Almost as a reminder of this, there is a totem pole with carved Indigenous images on it that was installed not far from his church. Church members can easily see the pole as they come in and out of church.

Dedicated in September, the totem pole, says the newspaper The Times Colonist, “was carved to send a message to young people about language, culture and the importance of taking care of the planet. On top of the 10.7-metre-tall pole are two figures showing the first man and the first woman. The other side of the pole includes images of the sky, crescent moon and sun.”

The newspaper also says: “Carver Tim Paul, a member of the Hesquiaht First Nation with the Nuu-chah-Nulth people, said the pole represents the importance of culture, nature, family and history, and also sends a message that humanity needs to work together to make changes to protect and clean up the environment.”

One of the values of Beaumont’s book, said Korver, “is that it gives us the language to know and express where we are at. . . . There is the blunt realization that we can’t fix what is happening.”

However, there is comfort in knowing that if you slow down and pay attention to God, the Lord will show the way forward. Although this can be an uncomfortable process, Korver explained, it can lead to results — to a new life that can arrive after you have been wandering in the wilderness.

“This process is something we need to stay with,” said Korver. “We can’t get distracted. We have to stay on this trail.”

Also of comfort, he added, is holding on to Reformed theology, which offers something secure on which to stand.

“By reading, paying close attention to, and following Scripture, the church — even though it is right now in the liminal wilderness — has something straight and true that we can rely on,” said Korver.
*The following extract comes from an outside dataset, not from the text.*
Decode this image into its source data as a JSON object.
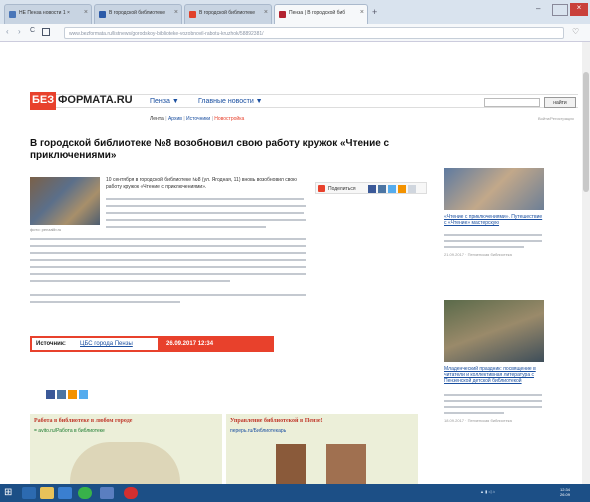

For more information, listen to a 30-minute clip from Vibrant Conversations in which Beaumont talks about her book.